▸ **TO DO**
Every line below that has the string "read" needs to be copied.
--------------------------------
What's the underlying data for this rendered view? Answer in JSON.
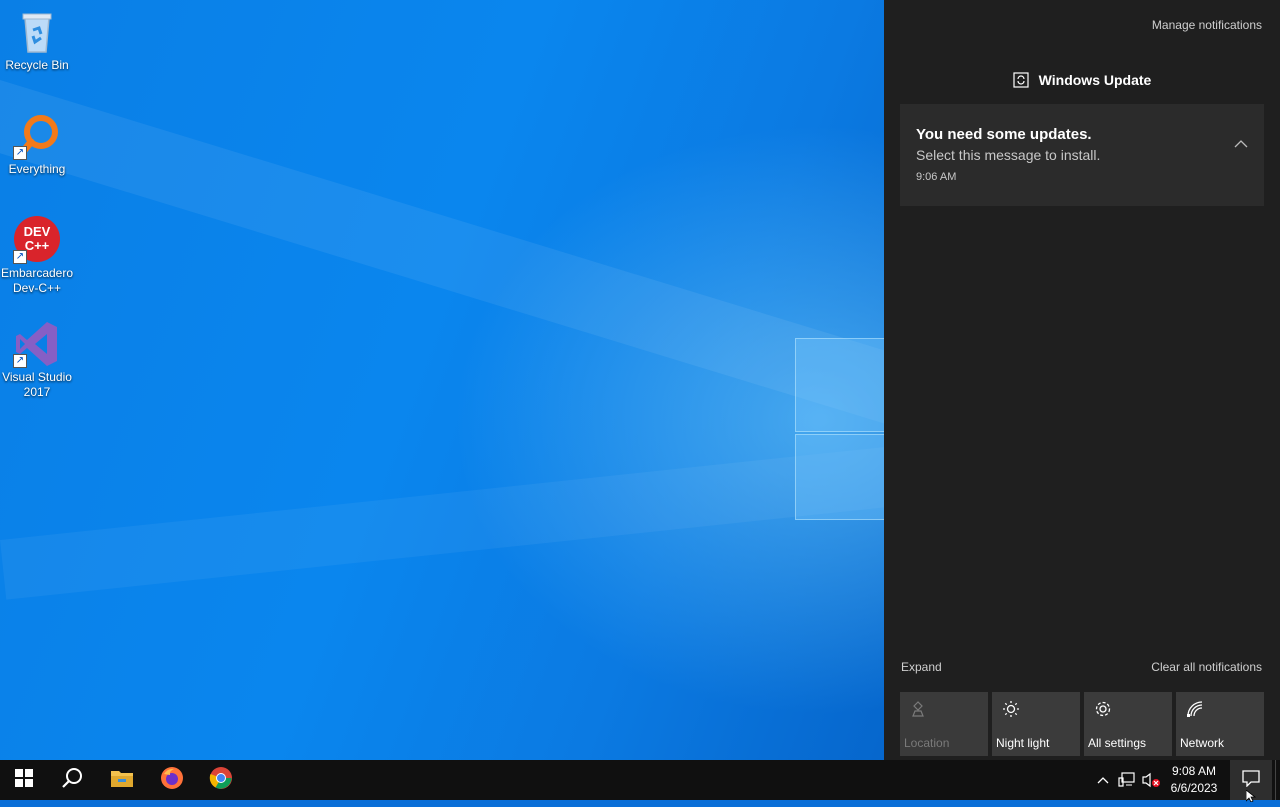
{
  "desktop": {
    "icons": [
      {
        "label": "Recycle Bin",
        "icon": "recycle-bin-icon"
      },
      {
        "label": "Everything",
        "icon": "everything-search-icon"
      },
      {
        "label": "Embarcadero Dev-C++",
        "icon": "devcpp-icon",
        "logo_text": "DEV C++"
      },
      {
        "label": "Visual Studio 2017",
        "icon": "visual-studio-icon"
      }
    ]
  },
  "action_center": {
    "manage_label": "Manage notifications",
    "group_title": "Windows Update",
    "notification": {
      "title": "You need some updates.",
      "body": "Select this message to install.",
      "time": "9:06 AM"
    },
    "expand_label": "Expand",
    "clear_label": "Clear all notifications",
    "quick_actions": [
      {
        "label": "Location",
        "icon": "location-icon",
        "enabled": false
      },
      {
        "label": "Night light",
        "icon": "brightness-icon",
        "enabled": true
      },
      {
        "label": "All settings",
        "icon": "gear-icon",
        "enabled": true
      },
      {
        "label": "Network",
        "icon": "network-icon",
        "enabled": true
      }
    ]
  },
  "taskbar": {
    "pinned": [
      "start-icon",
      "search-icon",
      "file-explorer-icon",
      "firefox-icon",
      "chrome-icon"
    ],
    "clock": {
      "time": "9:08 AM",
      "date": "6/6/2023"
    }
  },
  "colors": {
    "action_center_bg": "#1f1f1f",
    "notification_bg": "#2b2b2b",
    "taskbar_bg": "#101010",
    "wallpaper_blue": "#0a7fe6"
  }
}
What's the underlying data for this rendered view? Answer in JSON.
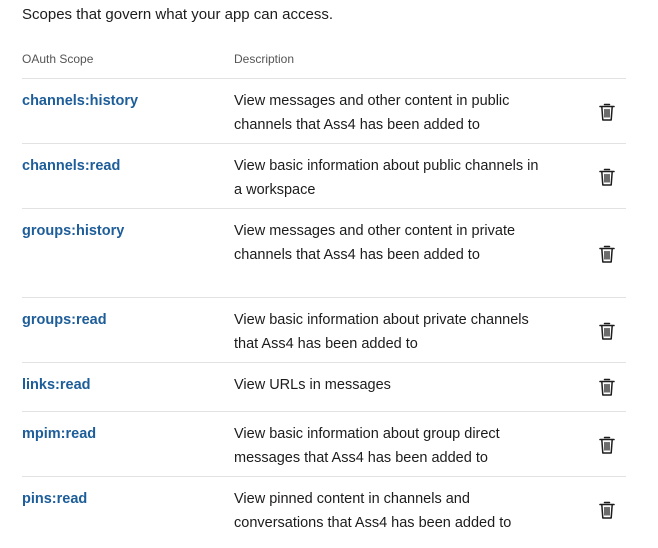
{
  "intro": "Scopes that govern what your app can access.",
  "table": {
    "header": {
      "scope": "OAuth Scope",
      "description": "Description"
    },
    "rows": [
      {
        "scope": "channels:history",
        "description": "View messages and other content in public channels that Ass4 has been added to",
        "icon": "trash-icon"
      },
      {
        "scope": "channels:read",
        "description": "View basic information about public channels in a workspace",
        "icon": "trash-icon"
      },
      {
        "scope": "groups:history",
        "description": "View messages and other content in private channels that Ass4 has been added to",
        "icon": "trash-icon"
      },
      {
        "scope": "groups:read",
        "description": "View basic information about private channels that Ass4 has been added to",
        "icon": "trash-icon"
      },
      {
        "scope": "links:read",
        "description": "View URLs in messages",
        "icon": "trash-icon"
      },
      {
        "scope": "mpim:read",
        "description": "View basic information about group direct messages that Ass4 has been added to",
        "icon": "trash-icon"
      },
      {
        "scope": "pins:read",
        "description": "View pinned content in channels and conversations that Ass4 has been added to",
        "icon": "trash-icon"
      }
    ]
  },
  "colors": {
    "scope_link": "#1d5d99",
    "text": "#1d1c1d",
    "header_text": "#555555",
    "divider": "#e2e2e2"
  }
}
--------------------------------
▸ **OUTPUT FOR THIS EXERCISE**
        "scope": "channels:read",
        "scope": "groups:read",
        "scope": "links:read",
        "scope": "mpim:read",
        "scope": "pins:read",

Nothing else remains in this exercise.